Sociedad Puerto Industrial de Aguadulce S.A. (SPIA), a unit of International Container Terminal Services (ICTSI) in Colombia, recently received four super post Panamax quay cranes (QCs) and five rubber-tired gantries (RTGs) as it enters the final stage of preparation for the operational launch in 2016 of the Aguadulce Multi-User Container Terminal (AMCT) at the Port of Buenaventura, Colombia.
Manufactured by Shanghai Zhenhua Heavy Industry (ZPMC), the cranes can reach up to 65 metres into the water and perform up to 40 moves per hour.
With a maximum lift height of 46 metres, the QCs are capable of servicing 18,000-TEU Triple E class vessels.
The equipment purchase is part of ICTSI’s US$545 million total investment in the Port of Buenaventura.
Development of the AMCT is divided into three phases. The first phase, which is slated for completion by April 2016, will yield an annual capacity of around 600,000 TEU.
First phase development includes a 600-metre berth length with a 14.5-metre controlling depth, an 11-ha container yard, and a 21-kilometre access road leading to the terminal.
ICTSI acquired stakes in two Panamanian companies to gain effective control of SPIA, which owns 240 hectares of land in the Aguadulce Peninsula and its surroundings.
In 2013, ICTSI and PSA International Singapore entered into an agreement to jointly develop and operate the container terminal and its ancillary facilities.

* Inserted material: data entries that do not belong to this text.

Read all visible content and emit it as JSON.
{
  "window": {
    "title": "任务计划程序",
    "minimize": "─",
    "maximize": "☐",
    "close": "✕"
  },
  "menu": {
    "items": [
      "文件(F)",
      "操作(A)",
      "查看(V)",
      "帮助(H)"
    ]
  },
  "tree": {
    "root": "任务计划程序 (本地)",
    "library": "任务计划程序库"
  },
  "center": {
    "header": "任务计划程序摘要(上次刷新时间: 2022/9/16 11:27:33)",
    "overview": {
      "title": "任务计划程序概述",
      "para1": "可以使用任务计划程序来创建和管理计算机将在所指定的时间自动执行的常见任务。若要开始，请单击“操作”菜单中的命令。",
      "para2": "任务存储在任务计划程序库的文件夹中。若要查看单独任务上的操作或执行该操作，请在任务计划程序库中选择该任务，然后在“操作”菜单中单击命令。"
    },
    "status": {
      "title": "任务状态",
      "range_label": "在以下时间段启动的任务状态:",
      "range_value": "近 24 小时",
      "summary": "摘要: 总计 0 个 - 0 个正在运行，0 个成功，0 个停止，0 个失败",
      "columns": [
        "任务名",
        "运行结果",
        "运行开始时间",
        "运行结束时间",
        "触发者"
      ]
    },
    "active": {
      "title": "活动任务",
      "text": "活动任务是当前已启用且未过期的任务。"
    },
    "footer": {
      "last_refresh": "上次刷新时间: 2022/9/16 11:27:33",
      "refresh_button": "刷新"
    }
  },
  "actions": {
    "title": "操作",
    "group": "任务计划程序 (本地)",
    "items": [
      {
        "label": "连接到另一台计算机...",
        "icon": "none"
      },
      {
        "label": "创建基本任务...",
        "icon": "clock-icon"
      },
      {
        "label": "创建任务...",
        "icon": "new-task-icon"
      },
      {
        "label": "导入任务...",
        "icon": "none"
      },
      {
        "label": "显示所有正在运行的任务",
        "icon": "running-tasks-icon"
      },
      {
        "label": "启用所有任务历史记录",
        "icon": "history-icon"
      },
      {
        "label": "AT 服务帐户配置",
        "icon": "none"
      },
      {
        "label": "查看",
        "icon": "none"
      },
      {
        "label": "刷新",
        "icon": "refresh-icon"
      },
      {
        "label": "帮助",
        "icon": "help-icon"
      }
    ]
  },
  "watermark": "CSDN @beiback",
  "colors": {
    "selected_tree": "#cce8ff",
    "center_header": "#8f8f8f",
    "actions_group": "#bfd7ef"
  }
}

ICTSI’s most recent project involves the implementation of the TABS system in Manila in a bid to minimise road traffic and prevent container build-ups.
Fact File: About ICTSI Headquartered and established in 1988 in Manila, Philippines, International Container Terminal Services, Inc. (ICTSI) is in the business of port operations, management and development. ICTSI’s portfolio of terminals and projects spans developed and emerging market economies in the Asia Pacific, the Americas, Europe and the Middle East, and Africa. ICTSI has received global acclaim for its public-private partnerships with governments divesting of their port assets to the private sector.